4. HARD WORK
So all of this stuff sounds great on paper but ultimately the real world is going to present you with these challenges and you are going to need to apply these principals, don’t be shocked when you find out that it’s not as easy as it sounds and you actually need to put in the work. Yes there are going to be late nights, yes you are going to make mistakes, and you are definitely not going to absorb every word of information as it is fed to you in the classroom, some content may need to be reread twice, three, maybe even six different times before it sets in. Basically it’s going to be HARD, and you know what? To quote Jocko` “GOOD! Now get after it.” Yeah it’s hard, if it was easy then do you think thirty percent of first year students would drop out? It takes commitment, and it takes work. The real world doesn’t make deliveries to the safe space. You need to get out there and earn it! It all starts in that classroom. Have some legitimacy behind that piece of paper and work for it.

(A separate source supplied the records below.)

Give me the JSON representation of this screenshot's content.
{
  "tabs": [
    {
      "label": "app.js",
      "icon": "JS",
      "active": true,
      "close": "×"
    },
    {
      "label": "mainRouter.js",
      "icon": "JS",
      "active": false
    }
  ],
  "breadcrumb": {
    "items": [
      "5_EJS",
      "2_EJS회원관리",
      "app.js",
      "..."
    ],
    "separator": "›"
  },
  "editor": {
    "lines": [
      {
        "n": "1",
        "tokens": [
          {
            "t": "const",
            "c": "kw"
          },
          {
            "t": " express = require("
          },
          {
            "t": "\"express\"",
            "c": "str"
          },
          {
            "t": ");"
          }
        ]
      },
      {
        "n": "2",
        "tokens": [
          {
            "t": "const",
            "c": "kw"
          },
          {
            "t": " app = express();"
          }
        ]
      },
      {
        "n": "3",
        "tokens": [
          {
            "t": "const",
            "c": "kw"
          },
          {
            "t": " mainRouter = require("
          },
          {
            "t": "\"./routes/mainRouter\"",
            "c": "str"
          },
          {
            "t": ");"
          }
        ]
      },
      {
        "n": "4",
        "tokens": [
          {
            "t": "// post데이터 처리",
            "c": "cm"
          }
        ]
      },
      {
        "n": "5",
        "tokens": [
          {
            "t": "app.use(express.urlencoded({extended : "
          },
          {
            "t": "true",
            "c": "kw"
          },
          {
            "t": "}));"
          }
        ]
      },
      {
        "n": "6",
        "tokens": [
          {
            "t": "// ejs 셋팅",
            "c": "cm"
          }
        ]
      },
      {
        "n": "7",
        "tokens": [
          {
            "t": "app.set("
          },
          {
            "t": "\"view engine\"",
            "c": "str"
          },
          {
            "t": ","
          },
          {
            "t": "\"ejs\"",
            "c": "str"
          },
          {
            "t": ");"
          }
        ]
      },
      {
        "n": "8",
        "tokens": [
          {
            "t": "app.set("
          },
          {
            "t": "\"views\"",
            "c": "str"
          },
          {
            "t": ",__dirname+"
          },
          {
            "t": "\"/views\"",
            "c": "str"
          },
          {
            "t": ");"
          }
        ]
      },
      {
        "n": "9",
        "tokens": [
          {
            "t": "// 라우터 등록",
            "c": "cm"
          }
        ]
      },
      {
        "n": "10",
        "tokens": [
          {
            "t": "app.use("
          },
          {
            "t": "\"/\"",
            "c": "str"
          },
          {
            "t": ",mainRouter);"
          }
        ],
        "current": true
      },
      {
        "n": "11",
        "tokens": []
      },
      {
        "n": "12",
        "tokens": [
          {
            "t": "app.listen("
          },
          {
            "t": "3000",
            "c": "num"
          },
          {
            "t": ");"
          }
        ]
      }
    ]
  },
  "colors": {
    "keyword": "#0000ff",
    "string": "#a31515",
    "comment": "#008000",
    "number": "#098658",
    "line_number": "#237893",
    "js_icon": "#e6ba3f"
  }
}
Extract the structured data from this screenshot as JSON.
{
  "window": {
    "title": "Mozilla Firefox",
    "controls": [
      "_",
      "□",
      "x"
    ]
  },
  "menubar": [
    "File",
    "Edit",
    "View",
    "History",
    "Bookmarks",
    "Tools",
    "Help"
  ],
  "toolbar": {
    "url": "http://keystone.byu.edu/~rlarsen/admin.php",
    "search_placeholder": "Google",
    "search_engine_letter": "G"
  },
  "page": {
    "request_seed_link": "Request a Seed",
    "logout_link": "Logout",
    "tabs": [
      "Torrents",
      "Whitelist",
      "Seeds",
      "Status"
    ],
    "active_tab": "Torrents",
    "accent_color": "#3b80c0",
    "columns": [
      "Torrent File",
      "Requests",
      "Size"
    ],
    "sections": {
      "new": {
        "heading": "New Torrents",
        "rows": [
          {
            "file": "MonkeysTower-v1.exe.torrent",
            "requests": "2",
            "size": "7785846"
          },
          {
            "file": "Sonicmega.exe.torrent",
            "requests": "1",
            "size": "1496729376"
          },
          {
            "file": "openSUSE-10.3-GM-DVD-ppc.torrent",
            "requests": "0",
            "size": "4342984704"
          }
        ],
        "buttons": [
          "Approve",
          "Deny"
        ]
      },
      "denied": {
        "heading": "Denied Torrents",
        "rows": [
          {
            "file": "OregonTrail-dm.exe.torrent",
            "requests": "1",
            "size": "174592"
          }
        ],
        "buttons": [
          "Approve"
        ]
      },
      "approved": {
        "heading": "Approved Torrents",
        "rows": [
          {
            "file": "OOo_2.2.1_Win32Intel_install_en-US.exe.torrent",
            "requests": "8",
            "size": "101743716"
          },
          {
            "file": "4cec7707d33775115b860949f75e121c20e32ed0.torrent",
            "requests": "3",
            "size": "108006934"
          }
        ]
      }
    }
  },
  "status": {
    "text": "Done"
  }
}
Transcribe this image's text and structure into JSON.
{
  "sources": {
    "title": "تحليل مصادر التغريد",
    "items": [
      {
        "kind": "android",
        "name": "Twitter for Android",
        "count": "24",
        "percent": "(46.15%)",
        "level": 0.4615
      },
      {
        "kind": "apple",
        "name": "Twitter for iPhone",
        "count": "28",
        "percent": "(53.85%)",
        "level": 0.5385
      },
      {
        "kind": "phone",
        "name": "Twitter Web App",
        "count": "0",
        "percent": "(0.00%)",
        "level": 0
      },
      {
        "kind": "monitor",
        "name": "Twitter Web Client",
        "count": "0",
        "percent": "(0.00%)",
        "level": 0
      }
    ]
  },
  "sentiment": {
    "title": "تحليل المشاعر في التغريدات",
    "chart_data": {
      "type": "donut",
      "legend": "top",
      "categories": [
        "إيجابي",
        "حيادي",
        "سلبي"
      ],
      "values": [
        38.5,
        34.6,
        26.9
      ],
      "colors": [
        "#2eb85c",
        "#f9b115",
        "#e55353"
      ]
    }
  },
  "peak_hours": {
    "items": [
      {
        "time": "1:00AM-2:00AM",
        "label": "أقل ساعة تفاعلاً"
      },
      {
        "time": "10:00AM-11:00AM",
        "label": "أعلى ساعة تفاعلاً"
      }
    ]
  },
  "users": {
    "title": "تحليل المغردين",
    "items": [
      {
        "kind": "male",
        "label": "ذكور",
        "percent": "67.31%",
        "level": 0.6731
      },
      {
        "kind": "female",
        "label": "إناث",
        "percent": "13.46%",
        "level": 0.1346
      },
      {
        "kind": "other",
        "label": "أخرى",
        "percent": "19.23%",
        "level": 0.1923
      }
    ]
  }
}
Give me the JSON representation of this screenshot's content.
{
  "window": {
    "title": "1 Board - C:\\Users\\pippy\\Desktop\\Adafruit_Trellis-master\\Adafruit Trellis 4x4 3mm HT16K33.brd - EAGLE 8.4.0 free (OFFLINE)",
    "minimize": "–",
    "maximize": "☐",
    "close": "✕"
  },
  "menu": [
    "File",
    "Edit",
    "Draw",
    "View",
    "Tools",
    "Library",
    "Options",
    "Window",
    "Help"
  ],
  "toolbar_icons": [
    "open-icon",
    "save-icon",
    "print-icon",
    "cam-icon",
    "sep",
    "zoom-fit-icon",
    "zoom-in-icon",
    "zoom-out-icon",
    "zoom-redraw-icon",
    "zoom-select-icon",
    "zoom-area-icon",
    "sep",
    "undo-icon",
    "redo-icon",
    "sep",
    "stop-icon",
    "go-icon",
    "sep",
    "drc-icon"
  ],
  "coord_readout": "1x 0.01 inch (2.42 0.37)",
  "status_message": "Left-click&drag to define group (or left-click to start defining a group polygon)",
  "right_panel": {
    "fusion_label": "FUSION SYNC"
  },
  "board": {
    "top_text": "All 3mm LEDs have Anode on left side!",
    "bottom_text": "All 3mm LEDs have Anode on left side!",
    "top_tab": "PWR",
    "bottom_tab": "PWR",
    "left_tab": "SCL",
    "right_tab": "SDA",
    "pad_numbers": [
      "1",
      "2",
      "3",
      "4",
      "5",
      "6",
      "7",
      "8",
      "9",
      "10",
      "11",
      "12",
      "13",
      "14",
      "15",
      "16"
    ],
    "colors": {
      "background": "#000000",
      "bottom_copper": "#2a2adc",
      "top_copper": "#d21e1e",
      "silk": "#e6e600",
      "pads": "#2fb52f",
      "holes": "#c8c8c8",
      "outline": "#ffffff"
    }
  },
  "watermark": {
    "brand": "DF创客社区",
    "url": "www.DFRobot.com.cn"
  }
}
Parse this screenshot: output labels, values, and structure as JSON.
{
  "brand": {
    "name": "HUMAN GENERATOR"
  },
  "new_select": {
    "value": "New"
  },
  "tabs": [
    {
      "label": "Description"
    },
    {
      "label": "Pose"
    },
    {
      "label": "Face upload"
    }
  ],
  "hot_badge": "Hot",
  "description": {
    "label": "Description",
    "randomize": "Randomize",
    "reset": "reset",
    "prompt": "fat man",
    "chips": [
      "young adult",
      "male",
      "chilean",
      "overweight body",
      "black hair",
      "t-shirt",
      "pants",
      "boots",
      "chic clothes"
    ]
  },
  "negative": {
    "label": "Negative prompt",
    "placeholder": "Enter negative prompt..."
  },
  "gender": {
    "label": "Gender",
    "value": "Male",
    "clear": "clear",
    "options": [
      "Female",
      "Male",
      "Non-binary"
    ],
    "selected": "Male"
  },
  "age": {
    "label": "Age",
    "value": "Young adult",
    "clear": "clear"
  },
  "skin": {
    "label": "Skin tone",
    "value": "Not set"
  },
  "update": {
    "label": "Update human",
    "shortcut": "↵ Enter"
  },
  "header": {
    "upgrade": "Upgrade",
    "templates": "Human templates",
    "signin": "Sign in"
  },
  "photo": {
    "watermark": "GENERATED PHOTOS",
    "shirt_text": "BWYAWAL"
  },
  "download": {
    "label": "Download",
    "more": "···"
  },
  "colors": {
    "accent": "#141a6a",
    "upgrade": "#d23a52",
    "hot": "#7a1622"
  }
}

5. DEFAULT AGGRESSIVE
Be the person who wakes up and when their feet hits the ground the devil says “Oh hell, they’re awake.” You need to attack life. Every day you need to wake up with the purpose and motivation that you are going conquer whatever is thrown at you. This isn’t a mindset that you put yourself into, this needs to be the default setting. It’s beyond motivation. Its hunger, you need to want that degree, or career! Approach every obstacle with not only a can do attitude but a WILL DO one!
We’ve talked a great deal about motivation, discipline, and “getting after it” but let’s talk about something just as important. For your own mental health and state of mind it is beyond imperative that you find the balance. Remember that friends party a few paragraphs back? Let’s say that you finish all you’re studying and you are beyond confident that you are going to dominate this test. You’ve fulfilled all your priorities of work and now you get to play. You go to the party and have a few drinks, making sure not to overdo yourself. After all you don’t want to lose too much clarity before the exam. That is balance. Life is about enjoyment, the entire reason any of us are in school to begin with is to achieve a career that will afford us a better quality of life. You work hard as student, you deserve to play hard from time to time.
So there you have it. The six basic principals of college success as experienced, tested, and certified by Jocko WIllink. Of course you could easily expand this list as many twitter followers pointed out during my conversation with Jocko but for the sake of shortness, we will stick to these six.
For those readers wishing to learn more about Jocko Willink or Echelon Front you can find him at @jockowillink or www.echelonfront.com you can also find his podcast by clicking itunes.com/jockopodcast or by searching Jocko Podcast in your preferred podcast app.